=== Begin Enclosure ===

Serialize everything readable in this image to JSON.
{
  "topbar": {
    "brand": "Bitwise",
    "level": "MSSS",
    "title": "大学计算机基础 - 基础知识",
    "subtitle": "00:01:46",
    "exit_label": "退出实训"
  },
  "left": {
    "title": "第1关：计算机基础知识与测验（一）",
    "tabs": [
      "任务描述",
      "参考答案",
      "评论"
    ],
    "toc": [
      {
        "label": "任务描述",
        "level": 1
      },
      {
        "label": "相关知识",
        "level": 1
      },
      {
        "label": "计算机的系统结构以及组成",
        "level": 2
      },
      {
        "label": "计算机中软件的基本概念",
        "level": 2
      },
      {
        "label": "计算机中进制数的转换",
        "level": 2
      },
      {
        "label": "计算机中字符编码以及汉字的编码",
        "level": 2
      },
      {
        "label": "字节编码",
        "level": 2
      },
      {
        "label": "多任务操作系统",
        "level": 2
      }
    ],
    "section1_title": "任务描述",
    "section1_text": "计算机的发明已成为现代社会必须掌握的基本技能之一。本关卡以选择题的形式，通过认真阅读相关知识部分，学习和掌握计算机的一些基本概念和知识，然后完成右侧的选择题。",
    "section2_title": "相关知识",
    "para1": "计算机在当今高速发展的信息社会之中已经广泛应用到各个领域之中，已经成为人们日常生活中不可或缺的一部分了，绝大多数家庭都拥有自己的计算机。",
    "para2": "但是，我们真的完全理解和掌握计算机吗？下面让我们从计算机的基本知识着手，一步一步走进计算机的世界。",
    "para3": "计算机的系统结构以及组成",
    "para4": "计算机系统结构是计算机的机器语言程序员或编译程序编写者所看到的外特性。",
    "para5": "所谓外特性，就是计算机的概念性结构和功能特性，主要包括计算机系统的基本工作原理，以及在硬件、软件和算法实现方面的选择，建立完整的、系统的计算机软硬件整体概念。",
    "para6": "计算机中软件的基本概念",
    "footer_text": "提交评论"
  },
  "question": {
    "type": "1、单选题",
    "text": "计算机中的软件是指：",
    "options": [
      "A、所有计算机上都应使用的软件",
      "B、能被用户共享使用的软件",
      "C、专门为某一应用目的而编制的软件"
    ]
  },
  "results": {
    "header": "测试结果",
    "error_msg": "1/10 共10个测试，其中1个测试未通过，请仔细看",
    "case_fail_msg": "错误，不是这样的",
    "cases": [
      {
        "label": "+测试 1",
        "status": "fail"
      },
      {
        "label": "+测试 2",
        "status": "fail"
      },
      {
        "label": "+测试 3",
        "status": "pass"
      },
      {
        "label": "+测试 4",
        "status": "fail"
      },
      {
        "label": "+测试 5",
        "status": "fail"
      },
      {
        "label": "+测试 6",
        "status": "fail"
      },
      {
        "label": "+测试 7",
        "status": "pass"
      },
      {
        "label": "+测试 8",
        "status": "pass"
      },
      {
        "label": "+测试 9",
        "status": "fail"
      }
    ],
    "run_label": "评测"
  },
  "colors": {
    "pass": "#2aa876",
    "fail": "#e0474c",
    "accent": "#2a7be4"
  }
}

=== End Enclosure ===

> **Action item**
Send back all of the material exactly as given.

> **Response to the exercise**
Serialize everything readable in this image to JSON.
{
  "topbar": {
    "brand": "Bitwise",
    "level": "MSSS",
    "title": "大学计算机基础 - 基础知识",
    "subtitle": "00:01:46",
    "exit_label": "退出实训"
  },
  "left": {
    "title": "第1关：计算机基础知识与测验（一）",
    "tabs": [
      "任务描述",
      "参考答案",
      "评论"
    ],
    "toc": [
      {
        "label": "任务描述",
        "level": 1
      },
      {
        "label": "相关知识",
        "level": 1
      },
      {
        "label": "计算机的系统结构以及组成",
        "level": 2
      },
      {
        "label": "计算机中软件的基本概念",
        "level": 2
      },
      {
        "label": "计算机中进制数的转换",
        "level": 2
      },
      {
        "label": "计算机中字符编码以及汉字的编码",
        "level": 2
      },
      {
        "label": "字节编码",
        "level": 2
      },
      {
        "label": "多任务操作系统",
        "level": 2
      }
    ],
    "section1_title": "任务描述",
    "section1_text": "计算机的发明已成为现代社会必须掌握的基本技能之一。本关卡以选择题的形式，通过认真阅读相关知识部分，学习和掌握计算机的一些基本概念和知识，然后完成右侧的选择题。",
    "section2_title": "相关知识",
    "para1": "计算机在当今高速发展的信息社会之中已经广泛应用到各个领域之中，已经成为人们日常生活中不可或缺的一部分了，绝大多数家庭都拥有自己的计算机。",
    "para2": "但是，我们真的完全理解和掌握计算机吗？下面让我们从计算机的基本知识着手，一步一步走进计算机的世界。",
    "para3": "计算机的系统结构以及组成",
    "para4": "计算机系统结构是计算机的机器语言程序员或编译程序编写者所看到的外特性。",
    "para5": "所谓外特性，就是计算机的概念性结构和功能特性，主要包括计算机系统的基本工作原理，以及在硬件、软件和算法实现方面的选择，建立完整的、系统的计算机软硬件整体概念。",
    "para6": "计算机中软件的基本概念",
    "footer_text": "提交评论"
  },
  "question": {
    "type": "1、单选题",
    "text": "计算机中的软件是指：",
    "options": [
      "A、所有计算机上都应使用的软件",
      "B、能被用户共享使用的软件",
      "C、专门为某一应用目的而编制的软件"
    ]
  },
  "results": {
    "header": "测试结果",
    "error_msg": "1/10 共10个测试，其中1个测试未通过，请仔细看",
    "case_fail_msg": "错误，不是这样的",
    "cases": [
      {
        "label": "+测试 1",
        "status": "fail"
      },
      {
        "label": "+测试 2",
        "status": "fail"
      },
      {
        "label": "+测试 3",
        "status": "pass"
      },
      {
        "label": "+测试 4",
        "status": "fail"
      },
      {
        "label": "+测试 5",
        "status": "fail"
      },
      {
        "label": "+测试 6",
        "status": "fail"
      },
      {
        "label": "+测试 7",
        "status": "pass"
      },
      {
        "label": "+测试 8",
        "status": "pass"
      },
      {
        "label": "+测试 9",
        "status": "fail"
      }
    ],
    "run_label": "评测"
  },
  "colors": {
    "pass": "#2aa876",
    "fail": "#e0474c",
    "accent": "#2a7be4"
  }
}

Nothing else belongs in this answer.